Enjoy! More to come, I promise!

– S.

In this moment

Well, it’s been an exhausting week and it’s only Tuesday. That’s fucking rough, I think. I had an appointment with my new neurologist yesterday. It was a good appointment, as far as things could have been. I mean, he did have to Google my condition – but at least he did that, instead of just pretending my condition doesn’t cause actual physiological issues. He ordered the appropriate tests, new brain and neck MRIs as well as a CINE MRI, so I can follow-up with neurosurgery in the coming months.

And as good as it was, I am still scared as fuck for the future. I applied and was accepted to my new university (hopefully the last, before I graduate). I just really want my degree, I really want a future where I can work with people who struggle in the same way I do. But I’m so afraid I’m never going to make it, that I won’t survive the ride or that I will become disabled completely before that day comes. It will be such a big deal for me to graduate. For one, I will be the first in my immediate family to obtain a complete higher education. It’s not that my family hasn’t made something for themselves. My mom managed to get a high position in a civilian job for the federal government, without a degree, which is such an amazing feat. She got there with raw talent, dedication, determination and skill. That is amazing. However, that doesn’t change what I want – which is a specialized education with an opportunity to work in clinical research. I can’t get there without a degree. I love the brain and I am excited about uncovering knowledge. I want to be a person who shapes a field, or a perspective on the brain. I don’t need to make some flashy discovery or break ground in science. I want to help bring some aspect of knowledge to life, for someone, anyone.

I am so afraid once I have this brain surgery, I won’t be the same. I won’t be as able, mentally or physically. I am already struggling to keep up with my age group because of my medical conditions. And I envy everyone around me, who has already graduated and is working on their graduate work. All the people from high school who have already done so much more. I know I have done a lot, given my circumstances. Many people tell me I am an inspiration, but I don’t feel that way at all. Maybe people just have very low standards for what inspirational means, or they think they have some concrete understanding of who I am, what I’ve done and where I’ve been.

Getting my degree isn’t just about being able to work in my dream career. It’s actually so much more than that. You see, my husband has selflessly sacrificed years of his life working in a career he isn’t exactly fond of – for me. So, I could the medical insurance I need. I mean, obviously, that wasn’t entirely his motivation for joining the military. But it definitely played a large part in it. And now, he is finally starting to hone in on what he wants to do for a career and life. I so desperately want to return the favor, I want to be able to support him so he can pursue his desires. He wants to get a degree in mechanical and electrical engineering. I want him to have a career he loves, not one he resents sometimes. And what if I can’t? What if I cannot measure up and give him the gift he has given me?

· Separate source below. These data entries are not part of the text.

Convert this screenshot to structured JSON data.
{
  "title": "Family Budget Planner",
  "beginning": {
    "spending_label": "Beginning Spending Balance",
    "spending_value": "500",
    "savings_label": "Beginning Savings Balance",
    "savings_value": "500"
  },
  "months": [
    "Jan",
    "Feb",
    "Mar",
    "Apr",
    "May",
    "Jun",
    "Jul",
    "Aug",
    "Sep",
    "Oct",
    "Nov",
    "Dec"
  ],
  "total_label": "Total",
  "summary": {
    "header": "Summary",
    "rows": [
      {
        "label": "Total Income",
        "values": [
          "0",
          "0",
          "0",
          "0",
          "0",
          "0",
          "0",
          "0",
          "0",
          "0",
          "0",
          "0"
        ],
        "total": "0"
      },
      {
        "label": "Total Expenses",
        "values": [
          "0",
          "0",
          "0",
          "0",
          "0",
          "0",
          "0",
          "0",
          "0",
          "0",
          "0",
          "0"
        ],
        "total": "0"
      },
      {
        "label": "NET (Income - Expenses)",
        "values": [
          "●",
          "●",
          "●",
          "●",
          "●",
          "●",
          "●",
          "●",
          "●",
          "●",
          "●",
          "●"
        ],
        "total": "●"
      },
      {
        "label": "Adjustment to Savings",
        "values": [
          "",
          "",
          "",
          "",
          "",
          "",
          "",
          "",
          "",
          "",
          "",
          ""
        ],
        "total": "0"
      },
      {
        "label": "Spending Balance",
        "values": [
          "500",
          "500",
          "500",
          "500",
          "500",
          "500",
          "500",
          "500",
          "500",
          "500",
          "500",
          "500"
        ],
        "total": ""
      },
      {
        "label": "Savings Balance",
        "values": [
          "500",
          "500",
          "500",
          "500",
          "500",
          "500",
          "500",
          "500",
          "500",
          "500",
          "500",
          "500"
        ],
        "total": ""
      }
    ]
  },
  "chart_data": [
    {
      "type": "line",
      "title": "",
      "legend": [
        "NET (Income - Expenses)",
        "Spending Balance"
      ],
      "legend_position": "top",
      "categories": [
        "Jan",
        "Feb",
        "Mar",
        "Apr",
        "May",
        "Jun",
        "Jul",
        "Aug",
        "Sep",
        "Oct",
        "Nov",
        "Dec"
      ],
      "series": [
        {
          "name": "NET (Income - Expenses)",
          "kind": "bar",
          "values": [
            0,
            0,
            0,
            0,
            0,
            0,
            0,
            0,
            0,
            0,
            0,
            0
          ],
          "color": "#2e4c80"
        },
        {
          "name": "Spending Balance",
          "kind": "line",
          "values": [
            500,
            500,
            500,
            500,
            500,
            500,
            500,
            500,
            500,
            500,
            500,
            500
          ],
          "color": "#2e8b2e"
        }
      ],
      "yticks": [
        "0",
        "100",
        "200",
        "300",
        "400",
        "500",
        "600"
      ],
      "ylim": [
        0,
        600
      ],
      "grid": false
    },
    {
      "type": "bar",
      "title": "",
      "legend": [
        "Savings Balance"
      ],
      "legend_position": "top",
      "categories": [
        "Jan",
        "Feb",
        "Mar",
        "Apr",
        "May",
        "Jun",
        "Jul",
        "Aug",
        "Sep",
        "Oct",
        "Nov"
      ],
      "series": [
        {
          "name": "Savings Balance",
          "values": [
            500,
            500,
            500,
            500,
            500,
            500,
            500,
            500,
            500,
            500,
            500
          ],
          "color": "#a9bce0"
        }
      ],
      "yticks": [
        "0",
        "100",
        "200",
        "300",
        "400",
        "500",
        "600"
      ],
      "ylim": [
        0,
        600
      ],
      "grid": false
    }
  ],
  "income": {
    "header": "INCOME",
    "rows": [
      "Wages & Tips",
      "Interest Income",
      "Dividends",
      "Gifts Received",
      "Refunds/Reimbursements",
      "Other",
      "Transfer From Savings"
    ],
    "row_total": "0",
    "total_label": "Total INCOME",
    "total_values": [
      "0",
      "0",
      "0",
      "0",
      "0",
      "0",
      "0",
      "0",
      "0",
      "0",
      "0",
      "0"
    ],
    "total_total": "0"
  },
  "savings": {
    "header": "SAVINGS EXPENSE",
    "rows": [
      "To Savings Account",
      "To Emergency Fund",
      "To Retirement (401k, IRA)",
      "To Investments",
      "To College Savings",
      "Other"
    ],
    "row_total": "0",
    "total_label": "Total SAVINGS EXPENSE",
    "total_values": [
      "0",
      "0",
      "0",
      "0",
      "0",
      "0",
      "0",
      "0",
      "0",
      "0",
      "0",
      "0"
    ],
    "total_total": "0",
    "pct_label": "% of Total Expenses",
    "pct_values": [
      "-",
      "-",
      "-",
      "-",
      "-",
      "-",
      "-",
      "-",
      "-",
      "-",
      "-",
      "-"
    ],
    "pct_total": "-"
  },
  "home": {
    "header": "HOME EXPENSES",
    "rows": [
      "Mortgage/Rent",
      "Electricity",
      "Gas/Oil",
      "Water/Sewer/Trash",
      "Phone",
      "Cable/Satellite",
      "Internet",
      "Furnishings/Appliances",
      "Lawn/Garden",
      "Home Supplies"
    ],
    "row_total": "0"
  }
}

It has taken me so incredibly long, years, to actualize that I am this capable and intelligent woman who has so much to offer the world. I have a unique platform in life, with an ability to empathize and feel so deeply for those who struggle. And facing my genetic condition and my brain condition, I feel like I will never get the chance to give everything I have to offer the world. I feel like I will never reach the point where I can do what I was always meant to do. It is crushing my soul and I feel like I cannot breathe. In this moment, it feels like I will not make it. I know deep down that isn’t true and tomorrow I am sure I will feel like I can do it all again. I won’t feel weak and momentarily be frozen in fear. I know tomorrow, I will continue to give the world what I can, until I can’t anymore. But for now, in this moment, I’m scared.